In early trials, neurocognitive AEs occurred in 11 patients, including 6 in control groups. In trials lasting up to 1 year, a total of 22 neurocognitive AEs were recorded, unrelated to the degree of LDL cholesterol reduction achieved.
In phase 3 trials, 0.1% of patients taking evolocumab developed renal disease or proteinuria, while no such cases were identified in control groups. These renal events may be more likely to occur in statin-intolerant patients and diabetics. In addition, a possible safety signal relat-ed to pancreatitis risk was detected.
Injection site reactions were reported at rates of 3.3% to 5.7%, varying by trial duration and design. A total of 5 cases of an-gioedema have been reported, all of which occurred in patients using evolocumab.
Studies of drug-drug or drug-food inter-actions have not been conducted with evolocumab. Due to the drug’s properties, no such interactions are expected. However, a 20% increase in the clearance of statins is a notable finding from pharma-cokinetic studies.
GENOTOXICITY AND TERATOGENICITY
Genotoxicity assays were not per-formed, as a DNA interaction with evolocumab was not expected, based on the drug’s mechanism of action. To assuage lingering carcinogenicity concerns, the manufacturer conducted a 2-year study in hamsters. No drug-related tumors were identified. Animal studies in hamsters and mon-keys showed no relationship between evolocumab exposure and fetal variations or malformations, even at supra-therapeutic doses. A total of 7 women became pregnant in all evolocumab re-search programs, and a total of 9 men fathered children. Among these 16 pregnancies, 1 of the 7 in the maternal exposure group and 3 of the 9 in the paternal exposure group resulted in a full-term birth without complications.
Given the favorable FDA panel opinion of evolocumab, Amgen is optimistic about the drug’s future.

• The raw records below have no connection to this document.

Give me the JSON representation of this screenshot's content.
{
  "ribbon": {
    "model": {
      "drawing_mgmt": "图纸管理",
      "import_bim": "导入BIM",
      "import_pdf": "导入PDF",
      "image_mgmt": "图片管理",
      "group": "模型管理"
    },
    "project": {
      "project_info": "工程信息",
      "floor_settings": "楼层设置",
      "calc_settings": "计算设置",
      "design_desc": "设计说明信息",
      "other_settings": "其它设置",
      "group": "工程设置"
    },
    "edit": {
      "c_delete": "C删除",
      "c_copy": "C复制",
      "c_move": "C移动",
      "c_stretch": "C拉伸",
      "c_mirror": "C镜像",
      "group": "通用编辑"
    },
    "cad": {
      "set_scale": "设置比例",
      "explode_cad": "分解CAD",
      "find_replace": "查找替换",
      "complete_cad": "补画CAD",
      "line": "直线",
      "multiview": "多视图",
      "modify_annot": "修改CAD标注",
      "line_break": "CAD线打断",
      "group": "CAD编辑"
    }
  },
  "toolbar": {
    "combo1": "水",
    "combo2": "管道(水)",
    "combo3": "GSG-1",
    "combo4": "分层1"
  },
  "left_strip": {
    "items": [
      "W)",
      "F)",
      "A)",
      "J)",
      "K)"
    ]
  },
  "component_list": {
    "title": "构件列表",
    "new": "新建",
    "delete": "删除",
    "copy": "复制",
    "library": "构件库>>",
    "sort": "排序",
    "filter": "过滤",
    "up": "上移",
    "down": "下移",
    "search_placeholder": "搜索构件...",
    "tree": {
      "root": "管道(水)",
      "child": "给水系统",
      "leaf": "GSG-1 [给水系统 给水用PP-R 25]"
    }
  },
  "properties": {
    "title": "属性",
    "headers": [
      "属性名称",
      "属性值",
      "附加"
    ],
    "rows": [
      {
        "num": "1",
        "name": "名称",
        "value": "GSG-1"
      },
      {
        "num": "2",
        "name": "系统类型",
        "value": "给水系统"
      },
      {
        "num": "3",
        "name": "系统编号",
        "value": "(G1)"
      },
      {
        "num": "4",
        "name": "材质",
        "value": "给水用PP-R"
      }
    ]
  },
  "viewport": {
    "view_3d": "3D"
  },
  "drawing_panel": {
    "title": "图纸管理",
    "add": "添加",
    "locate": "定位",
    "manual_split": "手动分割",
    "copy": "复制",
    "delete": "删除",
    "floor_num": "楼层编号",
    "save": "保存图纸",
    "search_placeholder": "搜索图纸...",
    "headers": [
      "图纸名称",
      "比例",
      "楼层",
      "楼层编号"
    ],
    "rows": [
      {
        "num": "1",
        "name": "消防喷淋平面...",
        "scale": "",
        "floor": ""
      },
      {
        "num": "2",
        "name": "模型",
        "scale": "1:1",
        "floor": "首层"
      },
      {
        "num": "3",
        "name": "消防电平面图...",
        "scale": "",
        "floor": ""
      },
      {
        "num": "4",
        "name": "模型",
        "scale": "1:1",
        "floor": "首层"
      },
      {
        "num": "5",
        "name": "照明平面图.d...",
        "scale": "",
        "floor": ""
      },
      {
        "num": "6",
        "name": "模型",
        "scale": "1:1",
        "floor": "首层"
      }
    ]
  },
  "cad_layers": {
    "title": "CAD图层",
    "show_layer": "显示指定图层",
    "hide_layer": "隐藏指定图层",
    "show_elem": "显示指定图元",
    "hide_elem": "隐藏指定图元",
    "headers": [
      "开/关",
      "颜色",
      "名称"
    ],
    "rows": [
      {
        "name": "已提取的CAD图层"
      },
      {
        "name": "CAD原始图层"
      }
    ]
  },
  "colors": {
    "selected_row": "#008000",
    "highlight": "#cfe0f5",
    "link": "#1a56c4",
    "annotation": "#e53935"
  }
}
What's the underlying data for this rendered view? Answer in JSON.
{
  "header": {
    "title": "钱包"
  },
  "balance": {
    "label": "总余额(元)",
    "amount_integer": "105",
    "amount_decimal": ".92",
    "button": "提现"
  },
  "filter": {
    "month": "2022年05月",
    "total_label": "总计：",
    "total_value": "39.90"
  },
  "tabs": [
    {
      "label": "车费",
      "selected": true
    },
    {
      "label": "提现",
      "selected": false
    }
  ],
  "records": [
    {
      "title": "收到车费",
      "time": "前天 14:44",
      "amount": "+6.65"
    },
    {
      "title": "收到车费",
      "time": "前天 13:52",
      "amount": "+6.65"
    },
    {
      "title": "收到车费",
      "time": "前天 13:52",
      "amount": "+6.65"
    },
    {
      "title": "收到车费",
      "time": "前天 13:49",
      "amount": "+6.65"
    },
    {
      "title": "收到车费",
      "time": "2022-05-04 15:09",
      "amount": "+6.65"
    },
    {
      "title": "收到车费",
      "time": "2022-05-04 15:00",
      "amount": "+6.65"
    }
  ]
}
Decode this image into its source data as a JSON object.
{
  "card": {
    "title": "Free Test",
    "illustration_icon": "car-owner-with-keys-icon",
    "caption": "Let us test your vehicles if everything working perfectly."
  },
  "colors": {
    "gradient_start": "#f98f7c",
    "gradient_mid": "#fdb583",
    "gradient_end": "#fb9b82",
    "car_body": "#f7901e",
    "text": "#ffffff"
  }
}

“If approved, Repatha would provide patients and physicians with an impor-tant new treatment option for managing high cholesterol,” stated Sean E. Harper, MD, executive vice president of research and development for Amgen.3
The FDA is expected to act on Repatha’s biologics license application on August 27, 2015. RefeRences
1. Caffrey MK. FDA panel gives evolocumab green light, with advice on who gets it to follow. http://www.ajmc.com/newsroom/fda-panel-gives-evolocumab-green-light-with-advice-on-who-gets-it-to-follow. American Journal of Managed Care website. Published June 10, 2015. Accessed June 10, 2015.
2. FDA briefing document: June 10, 2015. FDA website. http://www.fda.gov/downloads/Advi-soryCommittees/CommitteesMeetingMaterials/ Drugs/EndocrinologicandMetabolicDrugsAdviso-ryCommittee/UCM450072.pdf. Accessed June 2015.
3. Amgen to discuss details of Repatha (evolo-cumab) biologics license application for the treatment of high cholesterol [press release]. http://www.amgen.com/media/media_pr_de-tail.jsp?releaseID=2058073. Thousand Oaks, CA: PRNewswire; June 10, 2015.